Mother of Newtown shooting victim pushed gun control in D.C.
WASHINGTON | The mother of a 6-year-old boy killed in the Connecticut school shooting used the opportunity to fill in for President Barack Obama during the weekly radio and Internet address to make a personal plea from the White House for action to combat gun violence.
"Thousands of other families across the United States are also drowning in our grief," said Francine Wheeler, choking back tears in the address broadcast Saturday. "Please help us do something before our tragedy becomes your tragedy."
Ben Wheeler was among the 20 first-graders and six adults killed in the Dec. 14 attack at Sandy Hook Elementary School in Newtown.
Francine Wheeler was the first person to deliver the address other than Obama or Vice President Joe Biden since the two took office in 2009.
Her husband, David Wheeler, sat silently next to her as she made the recording in the White House Library. Both wore the small green pins that have become a symbol of the shooting.
Teen assault victim's parents want alleged attackers tried as adults
SARATOGA, Calif. | The parents of a 15-year-old California girl who took her own life after she was sexually abused and an explicit photo of the assault circulated among her classmates want the three boys who have been arrested in the case prosecuted as adults, a lawyer for the family says.
Authorities arrested the three 16-year-olds on suspicion of sexual battery against Audrie Pott, a Saratoga High School sophomore who hanged herself in September. The arrests this week shocked many in this prosperous Silicon Valley suburb of 30,000 as new details of the case emerged.
"We're talking about, other than murdering someone, the highest degree of a crime you could possibly do, which is to violate them in the worst of ways...and then to effectively rub her face in it afterwards," Robert Allard, the attorney representing the teenager's mother, father and step-mother, said Friday.
But lawyers for the three boys, whose names have not been released because they are minors, released a statement Friday asking the public to withhold judgment until their clients can give their side of the story, the San Jose Mercury News reported.
"Much of what has been reported over the last several days is inaccurate. Most disturbing is the attempt to link (Audrie's) suicide to the specific actions of these three boys," the statement from San Jose attorneys Eric Geffon, Alan Lagod and Benjamin Williams reads. "We are hopeful that everyone understands that these boys, none of whom have ever been in trouble with the law, are to be regarded as innocent."
Navy commander who faked own death faces military ouster
GROTON, Conn. | A newly appointed nuclear attack submarine commander who went to extreme lengths to end an extramarital affair thought the issue was behind him — until the family of his ex-girlfriend got in touch with the Navy.
Now the military career of Cmdr. Michael P. Ward II, who faked his death to end the eight-month affair, appears to be over.

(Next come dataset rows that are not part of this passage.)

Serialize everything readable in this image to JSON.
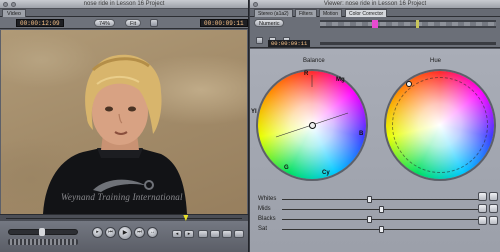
{
  "canvas": {
    "window_title": "nose ride in Lesson 16 Project",
    "tab": "Video",
    "timecode_left": "00:00:12:09",
    "zoom_label": "74%",
    "view_label": "Fit",
    "timecode_right": "00:00:09:11",
    "watermark_text": "Weynand Training International",
    "playhead_position": 0.76
  },
  "viewer": {
    "window_title": "Viewer: nose ride in Lesson 16 Project",
    "tabs": [
      "Stereo (a1a2)",
      "Filters",
      "Motion",
      "Color Corrector"
    ],
    "active_tab": "Color Corrector",
    "numeric_tab": "Numeric",
    "timecode": "00:00:09:11",
    "balance_label": "Balance",
    "hue_label": "Hue",
    "balance_wheel_letters": {
      "top": "R",
      "top_right": "Mg",
      "right": "B",
      "bottom_right": "Cy",
      "bottom_left": "G",
      "left": "Yl"
    },
    "sliders": [
      {
        "label": "Whites",
        "value": 0.44
      },
      {
        "label": "Mids",
        "value": 0.5
      },
      {
        "label": "Blacks",
        "value": 0.44
      },
      {
        "label": "Sat",
        "value": 0.5
      }
    ],
    "accent_colors": {
      "timecode": "#ffc68a",
      "range_mark": "#e84bd1",
      "playhead": "#e9e32a"
    }
  }
}
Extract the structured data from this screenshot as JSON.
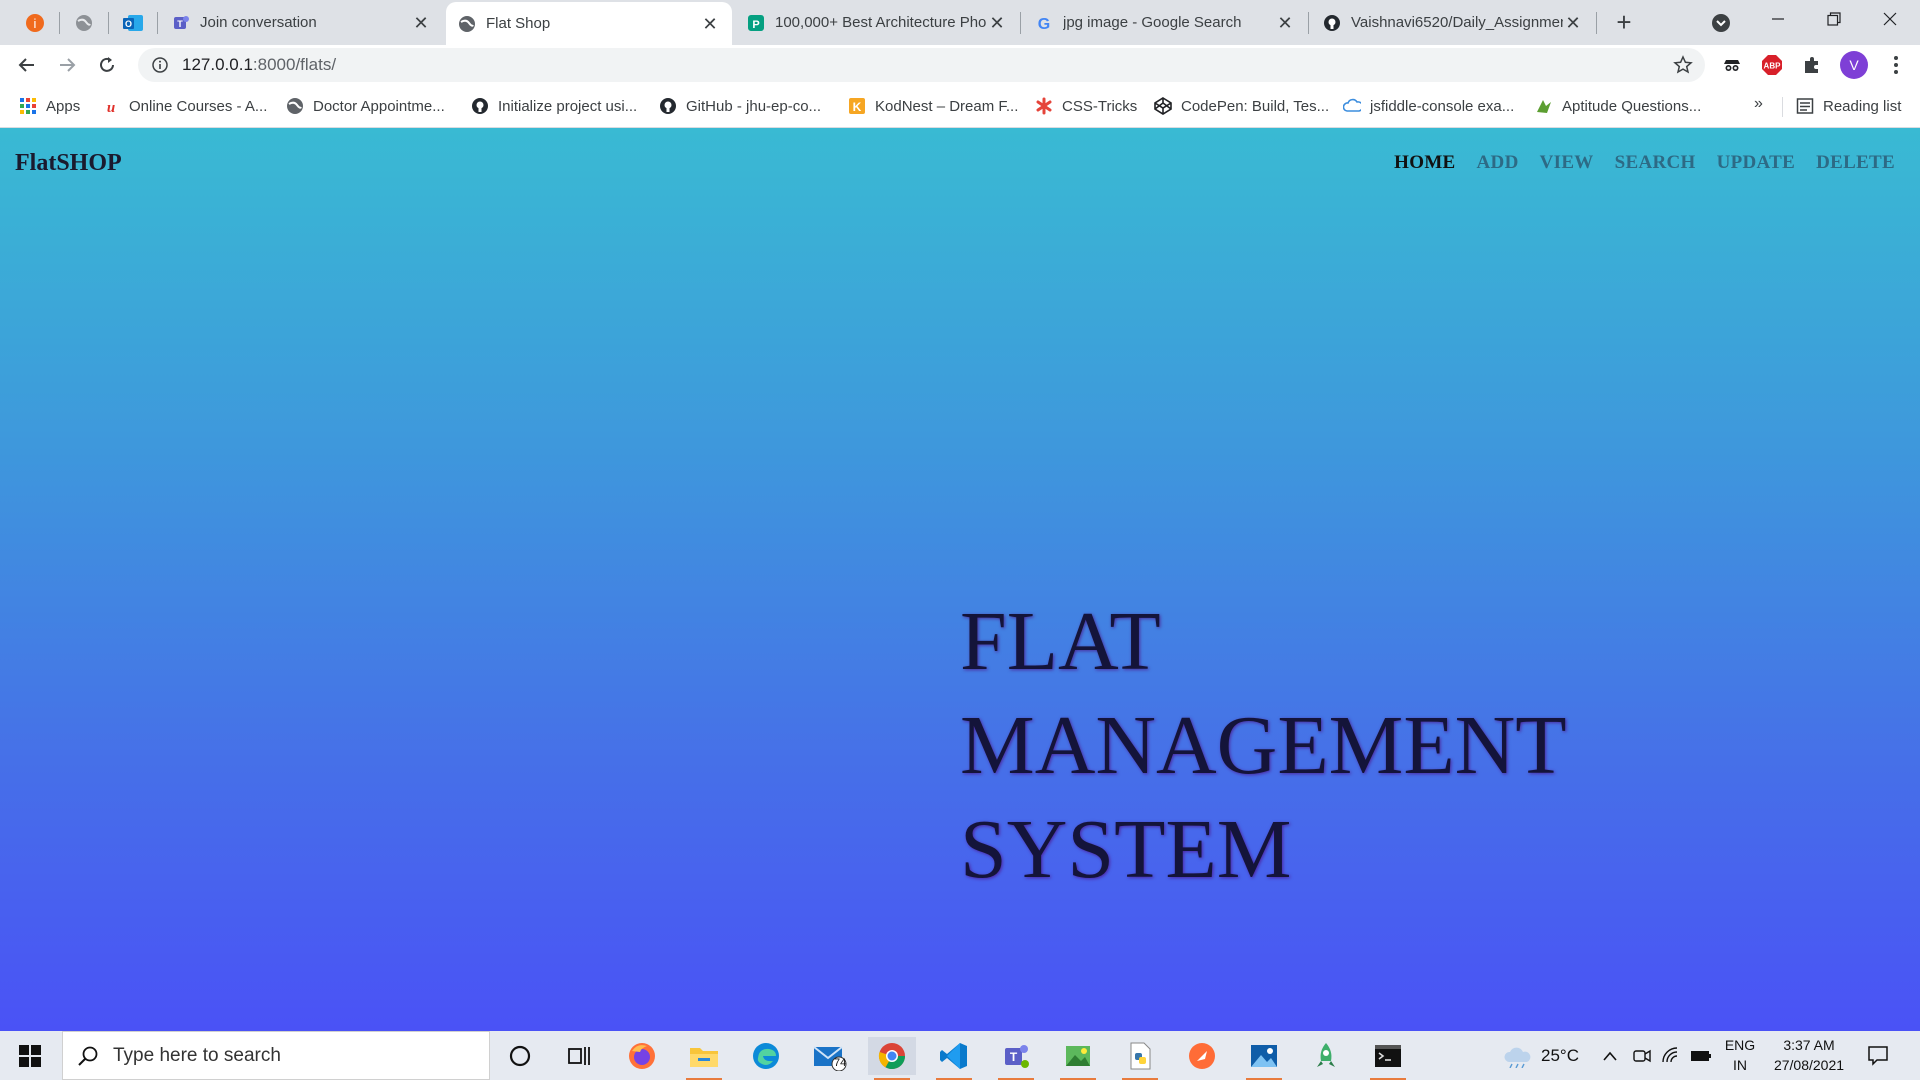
{
  "browser": {
    "tabs": [
      {
        "title": "Join conversation",
        "active": false
      },
      {
        "title": "Flat Shop",
        "active": true
      },
      {
        "title": "100,000+ Best Architecture Pho",
        "active": false
      },
      {
        "title": "jpg image - Google Search",
        "active": false
      },
      {
        "title": "Vaishnavi6520/Daily_Assignmen",
        "active": false
      }
    ],
    "close_glyph": "✕",
    "new_tab_glyph": "+",
    "address": {
      "host": "127.0.0.1",
      "path": ":8000/flats/"
    },
    "profile_initial": "V",
    "bookmarks": [
      {
        "label": "Apps",
        "icon": "apps-grid-icon"
      },
      {
        "label": "Online Courses - A...",
        "icon": "udemy-icon"
      },
      {
        "label": "Doctor Appointme...",
        "icon": "globe-icon"
      },
      {
        "label": "Initialize project usi...",
        "icon": "github-icon"
      },
      {
        "label": "GitHub - jhu-ep-co...",
        "icon": "github-icon"
      },
      {
        "label": "KodNest – Dream F...",
        "icon": "kodnest-icon"
      },
      {
        "label": "CSS-Tricks",
        "icon": "css-tricks-icon"
      },
      {
        "label": "CodePen: Build, Tes...",
        "icon": "codepen-icon"
      },
      {
        "label": "jsfiddle-console exa...",
        "icon": "jsfiddle-icon"
      },
      {
        "label": "Aptitude Questions...",
        "icon": "aptitude-icon"
      }
    ],
    "more_bookmarks_glyph": "»",
    "reading_list_label": "Reading list"
  },
  "page": {
    "brand": "FlatSHOP",
    "nav": [
      {
        "label": "HOME",
        "active": true
      },
      {
        "label": "ADD",
        "active": false
      },
      {
        "label": "VIEW",
        "active": false
      },
      {
        "label": "SEARCH",
        "active": false
      },
      {
        "label": "UPDATE",
        "active": false
      },
      {
        "label": "DELETE",
        "active": false
      }
    ],
    "hero_lines": [
      "FLAT",
      "MANAGEMENT",
      "SYSTEM"
    ],
    "colors": {
      "gradient_top": "#39bad3",
      "gradient_bottom": "#4a52f6",
      "nav_inactive": "#2d6a85",
      "nav_active": "#111111"
    }
  },
  "taskbar": {
    "search_placeholder": "Type here to search",
    "mail_badge": "74",
    "weather": "25°C",
    "lang_top": "ENG",
    "lang_bottom": "IN",
    "time": "3:37 AM",
    "date": "27/08/2021"
  }
}
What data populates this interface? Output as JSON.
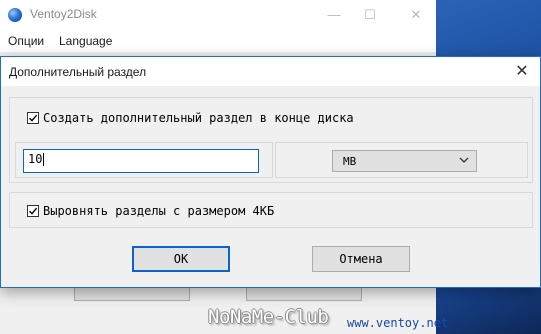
{
  "main_window": {
    "title": "Ventoy2Disk",
    "controls": [
      "—",
      "☐",
      "✕"
    ],
    "menu": [
      "Опции",
      "Language"
    ],
    "footer_link": "www.ventoy.net",
    "watermark": "NoNaMe-Club"
  },
  "dialog": {
    "title": "Дополнительный раздел",
    "close_glyph": "✕",
    "create_partition": {
      "label": "Создать дополнительный раздел в конце диска",
      "checked": true
    },
    "size_input": {
      "value": "10"
    },
    "unit_select": {
      "value": "MB"
    },
    "align_partitions": {
      "label": "Выровнять разделы с размером 4КБ",
      "checked": true
    },
    "ok_label": "OK",
    "cancel_label": "Отмена"
  },
  "colors": {
    "accent": "#0a64c9",
    "dialog_bg": "#f0f0f0",
    "link": "#1a4aa6"
  }
}
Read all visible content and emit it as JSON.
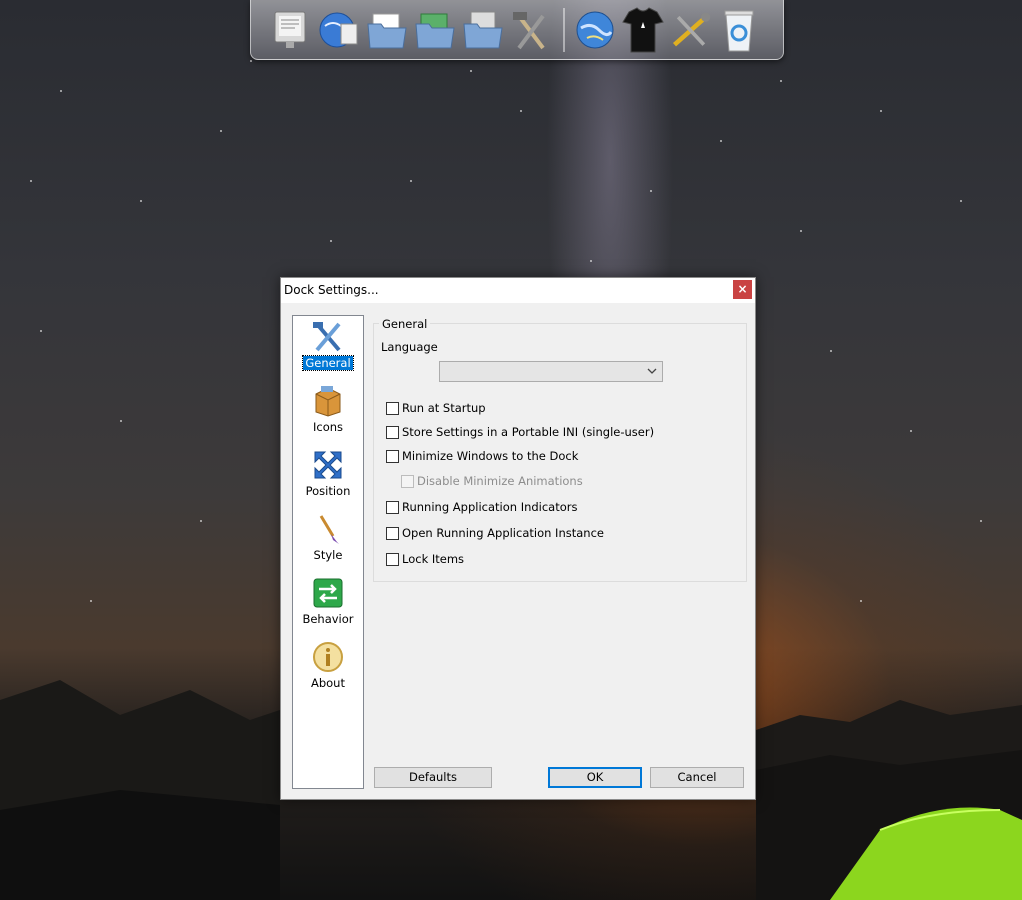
{
  "dock": {
    "items": [
      {
        "icon": "monitor-icon"
      },
      {
        "icon": "globe-network-icon"
      },
      {
        "icon": "documents-folder-icon"
      },
      {
        "icon": "music-folder-icon"
      },
      {
        "icon": "pictures-folder-icon"
      },
      {
        "icon": "hammer-wrench-icon"
      },
      {
        "icon": "world-globe-icon"
      },
      {
        "icon": "tshirt-icon"
      },
      {
        "icon": "tools-icon"
      },
      {
        "icon": "recycle-bin-icon"
      }
    ]
  },
  "dialog": {
    "title": "Dock Settings...",
    "close_glyph": "×",
    "nav": [
      {
        "label": "General",
        "icon": "hammer-wrench-icon",
        "selected": true
      },
      {
        "label": "Icons",
        "icon": "box-icon",
        "selected": false
      },
      {
        "label": "Position",
        "icon": "move-arrows-icon",
        "selected": false
      },
      {
        "label": "Style",
        "icon": "paintbrush-icon",
        "selected": false
      },
      {
        "label": "Behavior",
        "icon": "swap-arrows-icon",
        "selected": false
      },
      {
        "label": "About",
        "icon": "info-icon",
        "selected": false
      }
    ],
    "group_title": "General",
    "language_label": "Language",
    "language_value": "",
    "checkboxes": [
      {
        "label": "Run at Startup",
        "checked": false,
        "enabled": true
      },
      {
        "label": "Store Settings in a Portable INI (single-user)",
        "checked": false,
        "enabled": true
      },
      {
        "label": "Minimize Windows to the Dock",
        "checked": false,
        "enabled": true
      },
      {
        "label": "Disable Minimize Animations",
        "checked": false,
        "enabled": false
      },
      {
        "label": "Running Application Indicators",
        "checked": false,
        "enabled": true
      },
      {
        "label": "Open Running Application Instance",
        "checked": false,
        "enabled": true
      },
      {
        "label": "Lock Items",
        "checked": false,
        "enabled": true
      }
    ],
    "buttons": {
      "defaults": "Defaults",
      "ok": "OK",
      "cancel": "Cancel"
    }
  }
}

A panel of officers recommended Friday that Ward be ousted from the Navy with an honorable discharge.
Ward apologized during the hearing to the Navy, his sailors and his wife in the hearing at Naval Submarine Base and said he took full responsibility for his actions, including the email he sent to his mistress posing as a fictitious co-worker named Bob and saying Ward had died unexpectedly.
Ward, who was relieved of his duties aboard the USS Pittsburgh in August only a week after taking command, already has received a letter of reprimand for adultery and other military violations. The three-officer board of inquiry recommended he retain his rank upon being discharged. Its decision goes to the secretary of the Navy for approval within 90 days.
Noted former correspondent of the Vietnam War dies at 88
Former Associated Press foreign correspondent George McArthur, who reported all over the world and spent years in Saigon covering the Vietnam war, has died. He was 88.
His wife, Eva Kim McArthur said he died Friday night in a hospice in Fairfax County, Va., of complications from a stroke.
Born in the Deep South, McArthur was one of several youthful AP staffers first dispatched to Seoul after communist North Korea's invasion of South Korea in 1950. He later reported from Paris, Cairo and Manila, serving as AP bureau chief at the latter two posts.
He later reported on the Vietnam War for the AP as a reporter and as Saigon bureau chief, and for the Los Angeles Times from 1969 until Saigon fell to invading North Vietnamese troops in 1975.